Today’s blog is about proofreading your own work.
To say it isn’t easy to properly proofread your own writing is the proverbial understatement. It’s bloody difficult!
If we skip words and miss errors in someone else’s work, this is doubly true for our own manuscripts.
With this in mind, here are a few tips which will help you stay on track.
- Don’t expect to pick everything up on the first run through – it is a good idea to read the manuscript through several times, looking for specific errors on each pass. For example, you might look at spelling and typos the first run through, consistency on the second, fact-checking on the third, etc.
- Change the font and make it larger – you could also change to double line spaced and if you can bear to waste the paper, print your manuscript out.
- If you did print your manuscript – use a blank sheet of paper to cover the line below. It keeps you focused on the line you are supposed to be reading.
- Use different colour marker pens – or highlight colour on your word processor – for each type of error, or proposed amendment. There are standardised BSI marks which professional proofreaders use. You might want to look at those to give you an idea how to remind yourself why you highlighted an error.
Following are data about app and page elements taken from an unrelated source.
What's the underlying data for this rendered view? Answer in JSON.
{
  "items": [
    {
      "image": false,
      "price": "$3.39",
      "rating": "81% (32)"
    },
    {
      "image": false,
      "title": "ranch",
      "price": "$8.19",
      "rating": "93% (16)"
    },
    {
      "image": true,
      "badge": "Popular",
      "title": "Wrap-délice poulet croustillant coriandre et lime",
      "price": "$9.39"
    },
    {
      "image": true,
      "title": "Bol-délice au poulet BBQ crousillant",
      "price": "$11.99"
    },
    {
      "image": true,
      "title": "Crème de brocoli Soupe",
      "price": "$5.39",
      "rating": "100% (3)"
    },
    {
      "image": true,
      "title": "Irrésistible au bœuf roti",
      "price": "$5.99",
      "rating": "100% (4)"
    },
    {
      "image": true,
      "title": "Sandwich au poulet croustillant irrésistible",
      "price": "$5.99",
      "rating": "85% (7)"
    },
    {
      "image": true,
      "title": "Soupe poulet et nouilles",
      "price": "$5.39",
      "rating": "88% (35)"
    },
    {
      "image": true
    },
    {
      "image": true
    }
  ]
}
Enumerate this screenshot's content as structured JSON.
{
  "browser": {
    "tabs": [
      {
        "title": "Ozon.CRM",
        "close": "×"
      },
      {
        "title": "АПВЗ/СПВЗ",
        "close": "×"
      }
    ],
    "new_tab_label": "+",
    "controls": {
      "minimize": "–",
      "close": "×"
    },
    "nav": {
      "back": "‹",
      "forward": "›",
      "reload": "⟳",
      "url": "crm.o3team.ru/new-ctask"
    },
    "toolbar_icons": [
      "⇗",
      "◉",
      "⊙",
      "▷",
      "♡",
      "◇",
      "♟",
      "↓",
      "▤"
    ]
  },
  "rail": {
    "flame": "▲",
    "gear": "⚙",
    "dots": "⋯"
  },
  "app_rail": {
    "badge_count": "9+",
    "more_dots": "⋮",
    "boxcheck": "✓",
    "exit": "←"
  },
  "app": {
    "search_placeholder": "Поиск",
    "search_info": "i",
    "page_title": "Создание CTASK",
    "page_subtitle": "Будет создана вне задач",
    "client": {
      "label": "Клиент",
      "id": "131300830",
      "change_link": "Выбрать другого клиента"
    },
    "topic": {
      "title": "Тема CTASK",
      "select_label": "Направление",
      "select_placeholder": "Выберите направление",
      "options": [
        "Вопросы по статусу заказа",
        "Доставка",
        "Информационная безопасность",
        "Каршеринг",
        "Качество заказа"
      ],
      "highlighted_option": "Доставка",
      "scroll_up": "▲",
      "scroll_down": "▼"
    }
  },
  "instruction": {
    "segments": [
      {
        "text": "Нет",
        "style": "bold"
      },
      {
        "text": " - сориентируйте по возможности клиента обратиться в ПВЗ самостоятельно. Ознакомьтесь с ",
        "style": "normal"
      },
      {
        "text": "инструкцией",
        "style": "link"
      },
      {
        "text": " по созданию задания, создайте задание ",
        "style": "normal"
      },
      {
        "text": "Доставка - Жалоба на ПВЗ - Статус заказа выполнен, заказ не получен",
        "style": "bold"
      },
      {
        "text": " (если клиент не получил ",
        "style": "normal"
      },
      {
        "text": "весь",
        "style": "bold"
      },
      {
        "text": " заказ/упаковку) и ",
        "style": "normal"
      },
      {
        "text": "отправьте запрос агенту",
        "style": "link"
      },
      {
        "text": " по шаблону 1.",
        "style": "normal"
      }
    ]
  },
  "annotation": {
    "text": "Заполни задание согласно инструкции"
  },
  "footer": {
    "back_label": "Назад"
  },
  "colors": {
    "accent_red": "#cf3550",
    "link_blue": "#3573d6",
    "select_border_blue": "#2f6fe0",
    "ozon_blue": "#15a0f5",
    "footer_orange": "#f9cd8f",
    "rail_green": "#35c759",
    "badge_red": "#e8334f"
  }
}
- Set your word processing app to the correct language – I live in the UK so, if I’m working for someone in the US, I need to change the setting from British English to American English. That way the document’s inbuilt spell-checker and grammar-checker will pick up 90% of errors for you.
- Don’t rely on the spell-checker – even though the spell-checker and grammar-checker will do a good job, they won’t be able to tell you if you have used the wrong word or word variant. For example, they won’t know you meant effect when you typed affect. You have to do the last 10% yourself.
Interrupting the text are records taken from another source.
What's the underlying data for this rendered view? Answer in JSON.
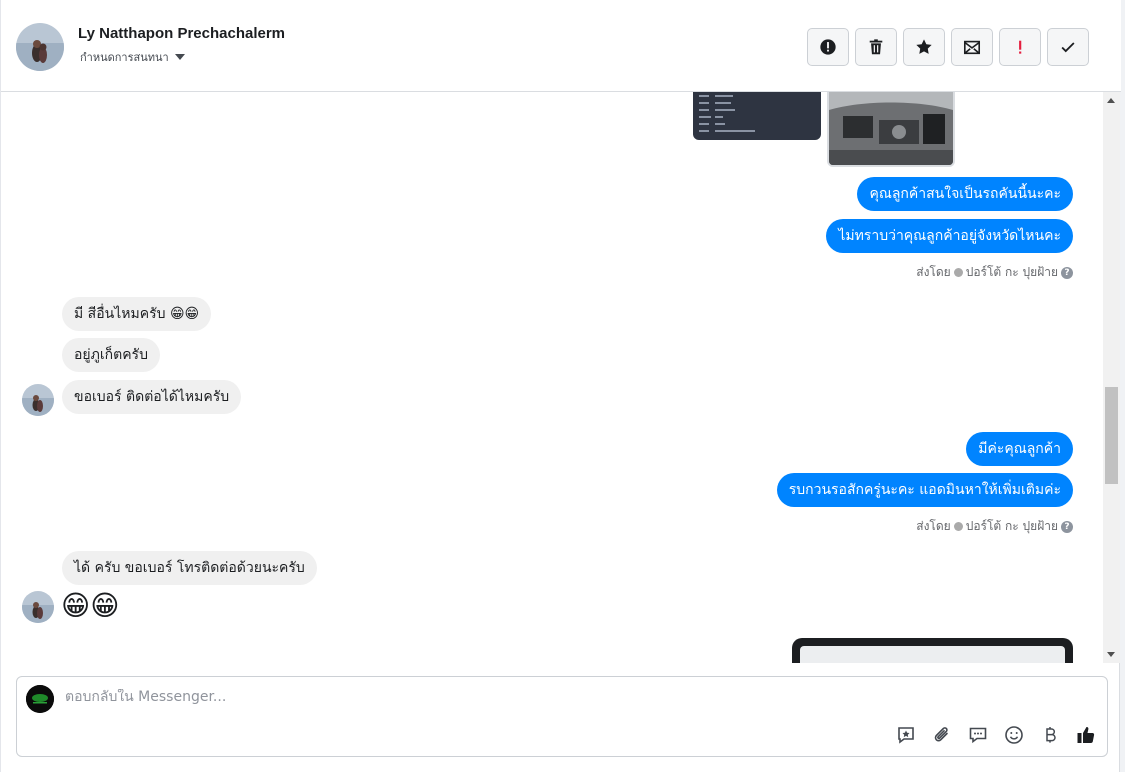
{
  "header": {
    "contact_name": "Ly Natthapon Prechachalerm",
    "assign_label": "กำหนดการสนทนา",
    "actions": [
      {
        "name": "report-spam-button",
        "icon": "alert-icon"
      },
      {
        "name": "delete-button",
        "icon": "trash-icon"
      },
      {
        "name": "star-button",
        "icon": "star-icon"
      },
      {
        "name": "mark-unread-button",
        "icon": "envelope-icon"
      },
      {
        "name": "follow-up-button",
        "icon": "exclamation-icon"
      },
      {
        "name": "mark-done-button",
        "icon": "check-icon"
      }
    ]
  },
  "messages": {
    "out1": "คุณลูกค้าสนใจเป็นรถคันนี้นะคะ",
    "out2": "ไม่ทราบว่าคุณลูกค้าอยู่จังหวัดไหนคะ",
    "sent_by_label": "ส่งโดย",
    "sender": "ปอร์โต้ กะ ปุยฝ้าย",
    "in1": "มี สีอื่นไหมครับ",
    "in1_emoji": "😁😁",
    "in2": "อยู่ภูเก็ตครับ",
    "in3": "ขอเบอร์ ติดต่อได้ไหมครับ",
    "out3": "มีค่ะคุณลูกค้า",
    "out4": "รบกวนรอสักครู่นะคะ แอดมินหาให้เพิ่มเติมค่ะ",
    "in4": "ได้ ครับ ขอเบอร์ โทรติดต่อด้วยนะครับ",
    "in5_emoji": "😁😁"
  },
  "composer": {
    "placeholder": "ตอบกลับใน Messenger...",
    "tools": [
      "saved-reply-icon",
      "attachment-icon",
      "chat-icon",
      "emoji-icon",
      "baht-icon",
      "thumbs-up-icon"
    ]
  },
  "colors": {
    "outgoing_bubble": "#0084ff",
    "incoming_bubble": "#f0f0f0"
  }
}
- Read your manuscript pages from bottom to top or right to left. Reading backwards helps you to find those sneaky mis-spellings or typos. Reading backwards, you will look at individual words rather than skipping over words.
- Read it out loud – you’ll notice more errors that way.
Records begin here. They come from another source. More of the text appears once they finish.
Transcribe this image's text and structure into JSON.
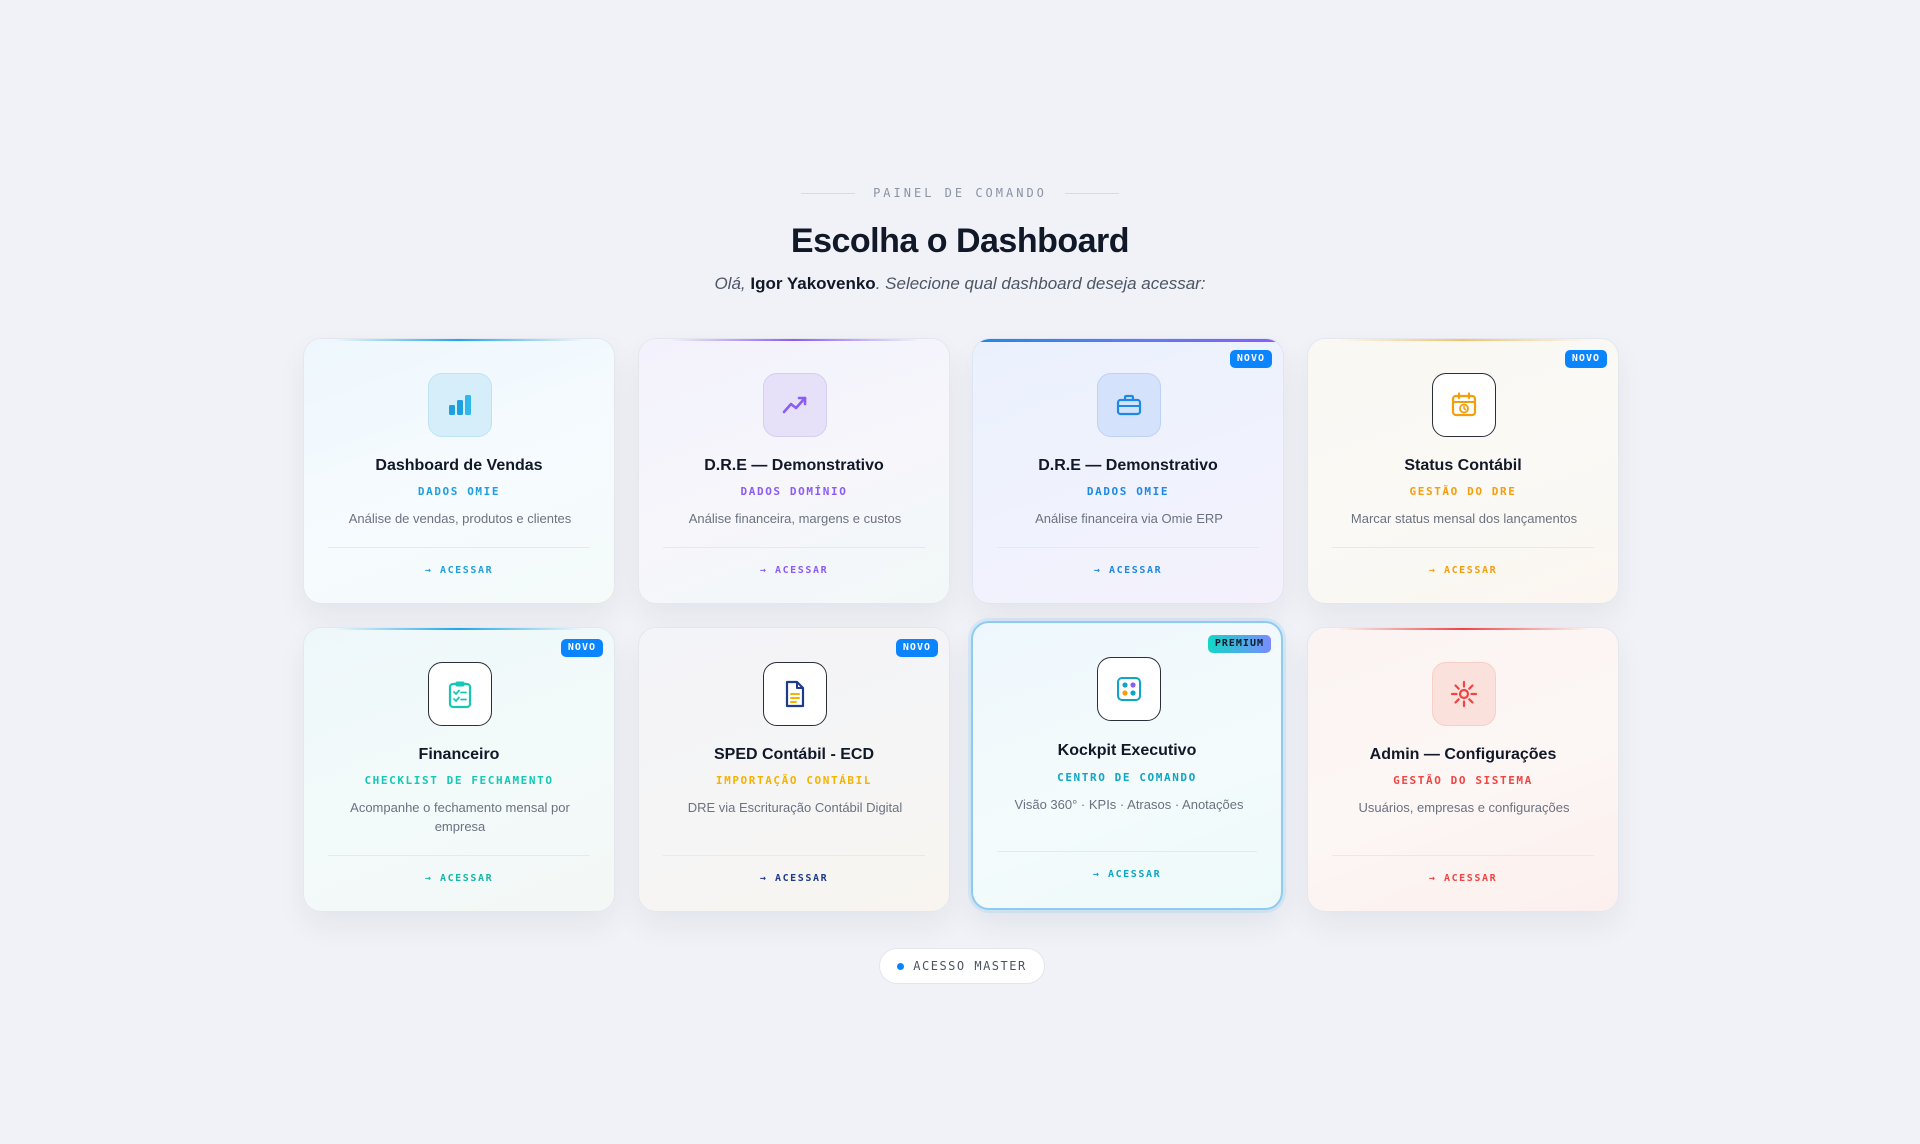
{
  "header": {
    "eyebrow": "PAINEL DE COMANDO",
    "title": "Escolha o Dashboard",
    "greeting_prefix": "Olá, ",
    "user_name": "Igor Yakovenko",
    "greeting_suffix": ". Selecione qual dashboard deseja acessar:"
  },
  "cards": [
    {
      "title": "Dashboard de Vendas",
      "subtitle": "DADOS OMIE",
      "description": "Análise de vendas, produtos e clientes",
      "action": "→ ACESSAR",
      "badge": "",
      "icon": "bar-chart-icon",
      "accent": "#1ea7e8"
    },
    {
      "title": "D.R.E — Demonstrativo",
      "subtitle": "DADOS DOMÍNIO",
      "description": "Análise financeira, margens e custos",
      "action": "→ ACESSAR",
      "badge": "",
      "icon": "trending-up-icon",
      "accent": "#8b5cf6"
    },
    {
      "title": "D.R.E — Demonstrativo",
      "subtitle": "DADOS OMIE",
      "description": "Análise financeira via Omie ERP",
      "action": "→ ACESSAR",
      "badge": "NOVO",
      "icon": "briefcase-icon",
      "accent": "#1e88e5"
    },
    {
      "title": "Status Contábil",
      "subtitle": "GESTÃO DO DRE",
      "description": "Marcar status mensal dos lançamentos",
      "action": "→ ACESSAR",
      "badge": "NOVO",
      "icon": "calendar-clock-icon",
      "accent": "#f59e0b"
    },
    {
      "title": "Financeiro",
      "subtitle": "CHECKLIST DE FECHAMENTO",
      "description": "Acompanhe o fechamento mensal por empresa",
      "action": "→ ACESSAR",
      "badge": "NOVO",
      "icon": "clipboard-check-icon",
      "accent": "#14c8b4"
    },
    {
      "title": "SPED Contábil - ECD",
      "subtitle": "IMPORTAÇÃO CONTÁBIL",
      "description": "DRE via Escrituração Contábil Digital",
      "action": "→ ACESSAR",
      "badge": "NOVO",
      "icon": "document-icon",
      "accent": "#f5b301"
    },
    {
      "title": "Kockpit Executivo",
      "subtitle": "CENTRO DE COMANDO",
      "description": "Visão 360° · KPIs · Atrasos · Anotações",
      "action": "→ ACESSAR",
      "badge": "PREMIUM",
      "icon": "control-grid-icon",
      "accent": "#0ea5c6"
    },
    {
      "title": "Admin — Configurações",
      "subtitle": "GESTÃO DO SISTEMA",
      "description": "Usuários, empresas e configurações",
      "action": "→ ACESSAR",
      "badge": "",
      "icon": "settings-sun-icon",
      "accent": "#ef4444"
    }
  ],
  "footer": {
    "master_label": "ACESSO MASTER"
  }
}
- Get some rest – you should make sure you do your proofreading when you are well rested and at your best. My brain is definitely less foggy in the morning, so that is when I do my proofreading.
- Phone a friend – well, not really, you should email a friend. Ask them to read through your work for errors. The second pair of eyes will really help.
- Use the Grammarly App as an additional layer of checking. It doesn’t always get everything right but it does open your eyes to different errors.
- Kindle proofing – if you are one of those people who always see errors when you are reading on your Kindle, you should send your own document to your kindle and read it there.
Of course, that’s not all there is to proofreading – you need an eye for detail and a lot of patience – but I hope these tips will help!